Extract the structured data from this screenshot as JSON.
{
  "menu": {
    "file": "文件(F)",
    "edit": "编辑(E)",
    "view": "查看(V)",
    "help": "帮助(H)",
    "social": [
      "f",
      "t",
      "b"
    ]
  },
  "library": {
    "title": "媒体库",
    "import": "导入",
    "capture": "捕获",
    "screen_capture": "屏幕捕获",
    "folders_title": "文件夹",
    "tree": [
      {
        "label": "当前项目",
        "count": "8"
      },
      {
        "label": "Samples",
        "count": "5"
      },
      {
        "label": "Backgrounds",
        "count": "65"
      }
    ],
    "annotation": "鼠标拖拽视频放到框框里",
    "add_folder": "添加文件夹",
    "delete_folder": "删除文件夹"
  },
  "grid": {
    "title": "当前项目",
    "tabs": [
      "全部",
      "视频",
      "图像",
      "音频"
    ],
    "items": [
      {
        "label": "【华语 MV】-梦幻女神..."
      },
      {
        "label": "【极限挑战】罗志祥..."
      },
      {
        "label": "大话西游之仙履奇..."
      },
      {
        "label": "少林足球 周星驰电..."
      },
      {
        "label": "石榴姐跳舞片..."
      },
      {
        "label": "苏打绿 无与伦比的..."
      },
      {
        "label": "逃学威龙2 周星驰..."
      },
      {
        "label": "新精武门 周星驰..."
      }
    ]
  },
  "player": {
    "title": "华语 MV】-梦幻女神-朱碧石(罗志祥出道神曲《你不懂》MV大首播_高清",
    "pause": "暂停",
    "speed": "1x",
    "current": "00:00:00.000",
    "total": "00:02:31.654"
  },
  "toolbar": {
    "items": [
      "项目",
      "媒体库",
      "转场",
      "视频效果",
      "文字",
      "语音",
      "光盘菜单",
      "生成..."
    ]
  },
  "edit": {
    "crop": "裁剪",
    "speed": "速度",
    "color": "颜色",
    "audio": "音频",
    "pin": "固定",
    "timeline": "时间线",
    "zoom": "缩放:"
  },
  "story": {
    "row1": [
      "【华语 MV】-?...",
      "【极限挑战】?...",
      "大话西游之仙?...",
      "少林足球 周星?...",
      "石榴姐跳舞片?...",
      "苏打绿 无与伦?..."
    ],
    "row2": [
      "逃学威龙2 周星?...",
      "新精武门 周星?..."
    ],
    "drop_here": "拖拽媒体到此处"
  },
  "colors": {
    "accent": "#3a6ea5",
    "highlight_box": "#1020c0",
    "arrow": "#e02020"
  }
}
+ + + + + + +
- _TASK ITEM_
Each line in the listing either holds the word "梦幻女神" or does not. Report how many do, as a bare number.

- _REPLY_
2